Why do door handles stick? If your door handles are stiff to operate, the cause could be one of several problems. We will take you through how to diagnose and fix your issue, step by step. The most common issue with sticking door handles is a problem with the tubular latch. The tubular latch is the mechanism working on the inside of the door, pictured right.
The tubular latch works by means of a spindle (metal bar) that passes through the follower (turning metal disc) set into the body of the latch. This transmits energy to the spring inside the latch body, which in turn retracts the latch bolt tongue, so you can open the door.
The most common cause of sticking door handles is some kind of malfunction within the tubular latch itself. To test this, firstly open the door and check that there are no obvious obstructions on the tubular latch plate such as loose screws, or signs of internal parts of the latch or lock poking through. After that, there are a few simple tests you can conduct that will diagnose what is causing the sticking door handle.
Step 1) It’s time to take a screwdriver and remove the door handle and latch from the door. Depending on the type of door handles you have, this should be a simple matter of removing the fixing screws or bolts that go into the door. After that, you can pull the door handles off the door. Note, Some door handles have a small grub screw on the neck of the handle, which holds the door handles onto the spindle. If this is the case, you will need to loosen this with a Hex or Allen key. (Tip: Do not fully unscrew the grub screw. They are lost very easily! Normally, only a quarter or half turn is necessary to loosen the grub screw enough)
Step 2) Now that the door handles have been removed from the door, check on the rear of the plates for any obstructions or obvious signs of malfunction. Operate the handles several times with your hand, and check that they are able to operate freely. There will probably be a spring on the rear cam of the door handles, which looks like the spring pictured left. Check that this spring is not broken or bent, and check that the door handles spring return back to a horizontal position. If the spring is broken, then you will need to either replace the spring, or failing that, replace the door handle set. If the door handle itself is seized, try applying some lubricant such as WD40, which might help loosen the seized components. If it is still seized after lubrication, you will need to replace the door handles.
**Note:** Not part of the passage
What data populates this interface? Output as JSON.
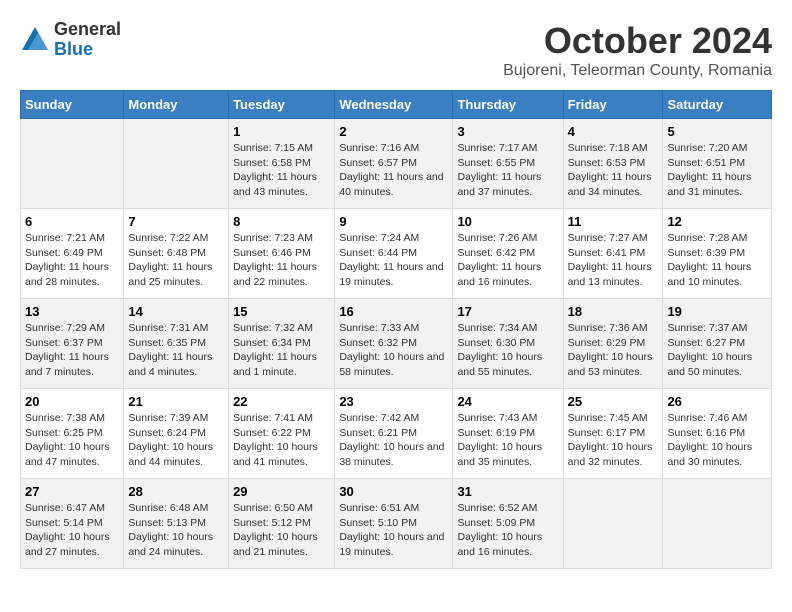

Step 3) If the door handles themselves appear to be in good working order, then your problem is almost certainly with the tubular latch. Now, remove the latch from the door. This should be a simple matter of removing two screws through the latch faceplate on the leading edge of the door. The tubular latch should then slide right out of the door. Once the tubular latch is independent of the door, you can diagnose the problem with the following checks.
Step 4) Check around the latch body for any signs of wear or malfunction, such as loose springs or components poking out. Push in the latchbolt tongue with your finger, and see if it returns or not. If it does not, then a spring has broken inside the latch. Whilst pushing the latchbolt tongue in, check if it is possible to push the latchbolt all the way inside the latch body housing. If it is not possible to push it all the way in, (and the tip of the latchbolt is still poking out) then a spring or other component has broken inside the latch. Both of these scenarios require a replacement latch. It is not economical to repair a tubular latch.
Step 5) If the latch appears to be working outside of the door, then there is one final problem to check for. The tubular latch has two rotating lugs on either side of the follower, where the spindle passes through. These lugs allow the follower to operate. It is possible that these lugs may have become blocked up with debris. It is also possible that when the tubular latch was installed, the borehole for the latch in the door was made too small, so these lugs are obstructed. If this is the case, you will need to bore out the hole in the door to a larger width. If either one of these scenarios is the case, it may have caused windup in the latch and broken some components inside the latch casing. You will need a replacement tubular latch.
If you do need to replace your latch, at More Handles we offer a wide range of tubular latches to suit almost any size and style. Our recommended tubular latch is our Double Sprung Tubular Latch. It cannot be beaten for quality and durability for the price.
If you need assistance in measuring up to replace a tubular latch, or need some help in matching up a replacement door handle, then please do not hesitate to contact our helpful experts at More Handles HQ in Carlisle! We will be pleased to talk you through any technical aspect of replacing your door handles or tubular latches, and solve your problem with stiff or sticking door handles.
TEL - 01228 516 516
WEB - morehandles.co.uk
EMAIL - firstname.lastname@example.org